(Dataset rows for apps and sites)

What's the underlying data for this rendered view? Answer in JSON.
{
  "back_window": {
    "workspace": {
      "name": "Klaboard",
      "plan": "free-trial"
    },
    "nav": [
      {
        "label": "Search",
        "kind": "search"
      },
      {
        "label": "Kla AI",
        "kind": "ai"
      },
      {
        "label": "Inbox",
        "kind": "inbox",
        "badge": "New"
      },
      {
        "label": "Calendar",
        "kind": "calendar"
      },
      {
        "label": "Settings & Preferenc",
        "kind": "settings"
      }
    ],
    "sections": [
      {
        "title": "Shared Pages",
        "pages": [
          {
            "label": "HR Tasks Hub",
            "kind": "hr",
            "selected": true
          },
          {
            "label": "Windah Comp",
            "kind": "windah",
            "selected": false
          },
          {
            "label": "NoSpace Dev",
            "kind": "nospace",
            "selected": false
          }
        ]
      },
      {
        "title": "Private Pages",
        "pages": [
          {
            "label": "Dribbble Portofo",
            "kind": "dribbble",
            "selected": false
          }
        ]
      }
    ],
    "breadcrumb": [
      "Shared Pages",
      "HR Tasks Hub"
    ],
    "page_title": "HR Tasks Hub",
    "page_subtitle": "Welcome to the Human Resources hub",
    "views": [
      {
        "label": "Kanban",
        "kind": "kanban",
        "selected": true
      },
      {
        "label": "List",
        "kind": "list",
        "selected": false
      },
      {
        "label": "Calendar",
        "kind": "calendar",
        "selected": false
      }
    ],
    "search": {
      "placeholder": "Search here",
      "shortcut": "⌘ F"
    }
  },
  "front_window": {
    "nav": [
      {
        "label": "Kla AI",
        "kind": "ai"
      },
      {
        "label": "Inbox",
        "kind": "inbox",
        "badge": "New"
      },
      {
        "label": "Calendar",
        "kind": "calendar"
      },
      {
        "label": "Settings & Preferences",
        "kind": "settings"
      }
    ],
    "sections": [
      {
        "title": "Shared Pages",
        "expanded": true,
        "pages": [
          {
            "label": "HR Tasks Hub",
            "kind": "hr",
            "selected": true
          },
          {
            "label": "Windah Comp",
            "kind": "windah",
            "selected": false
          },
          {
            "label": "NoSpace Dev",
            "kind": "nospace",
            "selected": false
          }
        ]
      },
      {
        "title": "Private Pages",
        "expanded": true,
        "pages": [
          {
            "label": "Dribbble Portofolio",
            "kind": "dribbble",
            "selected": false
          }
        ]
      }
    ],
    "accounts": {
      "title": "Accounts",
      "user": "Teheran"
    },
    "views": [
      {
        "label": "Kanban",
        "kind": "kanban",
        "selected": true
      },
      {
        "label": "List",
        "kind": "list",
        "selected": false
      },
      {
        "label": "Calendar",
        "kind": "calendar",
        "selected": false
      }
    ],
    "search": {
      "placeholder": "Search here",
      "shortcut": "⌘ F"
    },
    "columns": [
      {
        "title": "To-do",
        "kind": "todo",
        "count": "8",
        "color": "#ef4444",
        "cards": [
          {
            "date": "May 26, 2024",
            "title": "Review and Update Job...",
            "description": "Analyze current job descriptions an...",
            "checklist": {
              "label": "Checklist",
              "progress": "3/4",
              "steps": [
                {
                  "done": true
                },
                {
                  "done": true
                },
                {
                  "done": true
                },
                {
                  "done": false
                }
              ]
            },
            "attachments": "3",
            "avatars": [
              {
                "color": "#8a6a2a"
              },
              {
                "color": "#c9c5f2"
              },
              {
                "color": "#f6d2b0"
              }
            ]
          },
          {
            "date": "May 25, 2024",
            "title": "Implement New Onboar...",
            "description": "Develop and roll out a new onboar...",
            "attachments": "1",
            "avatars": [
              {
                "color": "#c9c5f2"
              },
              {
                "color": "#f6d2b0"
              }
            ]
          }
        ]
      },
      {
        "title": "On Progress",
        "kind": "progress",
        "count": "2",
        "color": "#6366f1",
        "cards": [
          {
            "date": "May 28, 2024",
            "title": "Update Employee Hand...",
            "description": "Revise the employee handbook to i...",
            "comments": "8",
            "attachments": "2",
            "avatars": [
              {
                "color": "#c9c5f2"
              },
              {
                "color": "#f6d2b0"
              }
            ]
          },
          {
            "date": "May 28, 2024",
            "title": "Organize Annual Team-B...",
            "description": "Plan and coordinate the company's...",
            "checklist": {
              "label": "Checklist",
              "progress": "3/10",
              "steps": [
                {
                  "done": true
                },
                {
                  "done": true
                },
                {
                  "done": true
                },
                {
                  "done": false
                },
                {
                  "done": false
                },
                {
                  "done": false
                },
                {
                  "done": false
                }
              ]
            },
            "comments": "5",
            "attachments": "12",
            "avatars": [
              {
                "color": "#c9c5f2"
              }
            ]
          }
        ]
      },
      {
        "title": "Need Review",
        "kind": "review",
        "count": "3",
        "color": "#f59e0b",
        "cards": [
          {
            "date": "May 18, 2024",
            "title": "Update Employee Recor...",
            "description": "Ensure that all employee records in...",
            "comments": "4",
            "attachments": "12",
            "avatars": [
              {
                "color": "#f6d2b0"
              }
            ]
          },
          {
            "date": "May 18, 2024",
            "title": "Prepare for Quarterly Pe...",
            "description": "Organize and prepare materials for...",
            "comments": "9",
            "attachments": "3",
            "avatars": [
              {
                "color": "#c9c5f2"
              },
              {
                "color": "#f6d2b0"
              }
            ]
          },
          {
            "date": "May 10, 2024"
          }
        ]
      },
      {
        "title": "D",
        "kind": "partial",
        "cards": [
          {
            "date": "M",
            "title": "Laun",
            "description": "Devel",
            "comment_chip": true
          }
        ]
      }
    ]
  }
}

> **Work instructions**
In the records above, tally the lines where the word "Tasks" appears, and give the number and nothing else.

> **Task solution**
4